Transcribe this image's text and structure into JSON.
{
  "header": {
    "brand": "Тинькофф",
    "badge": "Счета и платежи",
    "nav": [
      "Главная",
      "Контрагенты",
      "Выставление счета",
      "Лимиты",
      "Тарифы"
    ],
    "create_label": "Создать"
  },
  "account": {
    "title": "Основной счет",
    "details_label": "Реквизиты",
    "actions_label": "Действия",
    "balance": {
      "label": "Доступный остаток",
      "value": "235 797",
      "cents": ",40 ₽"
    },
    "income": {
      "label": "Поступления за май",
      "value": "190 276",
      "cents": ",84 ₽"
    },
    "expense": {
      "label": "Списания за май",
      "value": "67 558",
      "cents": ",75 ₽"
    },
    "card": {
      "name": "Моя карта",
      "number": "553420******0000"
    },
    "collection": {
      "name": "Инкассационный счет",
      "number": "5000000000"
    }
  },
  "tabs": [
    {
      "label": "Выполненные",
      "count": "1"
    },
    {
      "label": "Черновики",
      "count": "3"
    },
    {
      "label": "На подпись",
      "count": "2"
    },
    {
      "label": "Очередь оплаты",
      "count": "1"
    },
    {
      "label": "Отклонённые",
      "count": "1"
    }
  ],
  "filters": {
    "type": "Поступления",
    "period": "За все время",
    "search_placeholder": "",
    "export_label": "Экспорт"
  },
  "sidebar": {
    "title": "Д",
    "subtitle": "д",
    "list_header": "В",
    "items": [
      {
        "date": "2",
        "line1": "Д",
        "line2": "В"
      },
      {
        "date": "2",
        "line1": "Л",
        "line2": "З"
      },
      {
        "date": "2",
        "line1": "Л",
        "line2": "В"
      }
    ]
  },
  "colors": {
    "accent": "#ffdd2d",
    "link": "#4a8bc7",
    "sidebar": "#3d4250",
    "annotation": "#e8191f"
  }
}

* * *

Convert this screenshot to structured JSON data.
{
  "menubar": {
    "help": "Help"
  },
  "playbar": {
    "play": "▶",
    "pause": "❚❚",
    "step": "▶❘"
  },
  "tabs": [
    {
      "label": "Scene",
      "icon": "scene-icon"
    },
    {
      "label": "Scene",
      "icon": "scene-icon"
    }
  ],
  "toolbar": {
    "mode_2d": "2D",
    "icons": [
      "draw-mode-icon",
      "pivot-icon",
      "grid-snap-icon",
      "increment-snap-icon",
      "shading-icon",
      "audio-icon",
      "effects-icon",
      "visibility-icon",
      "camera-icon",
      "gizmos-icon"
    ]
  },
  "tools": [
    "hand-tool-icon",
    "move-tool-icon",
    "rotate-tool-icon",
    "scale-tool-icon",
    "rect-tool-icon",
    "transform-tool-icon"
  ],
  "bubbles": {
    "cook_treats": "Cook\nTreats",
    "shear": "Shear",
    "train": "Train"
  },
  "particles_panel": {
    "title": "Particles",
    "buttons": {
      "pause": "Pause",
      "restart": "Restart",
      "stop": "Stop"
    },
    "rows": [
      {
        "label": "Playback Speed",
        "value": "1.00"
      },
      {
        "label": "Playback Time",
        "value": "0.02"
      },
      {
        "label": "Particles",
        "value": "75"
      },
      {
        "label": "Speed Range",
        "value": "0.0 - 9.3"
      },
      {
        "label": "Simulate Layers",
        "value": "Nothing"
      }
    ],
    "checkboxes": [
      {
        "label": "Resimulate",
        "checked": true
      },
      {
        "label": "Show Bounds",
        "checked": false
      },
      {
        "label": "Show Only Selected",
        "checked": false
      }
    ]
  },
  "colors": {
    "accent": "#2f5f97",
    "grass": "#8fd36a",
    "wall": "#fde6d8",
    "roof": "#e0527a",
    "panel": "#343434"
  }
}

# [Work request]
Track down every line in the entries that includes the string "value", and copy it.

# [Problem solution]
      "value": "235 797",
      "value": "190 276",
      "value": "67 558",
        "value": "1.00"
        "value": "0.02"
        "value": "75"
        "value": "0.0 - 9.3"
        "value": "Nothing"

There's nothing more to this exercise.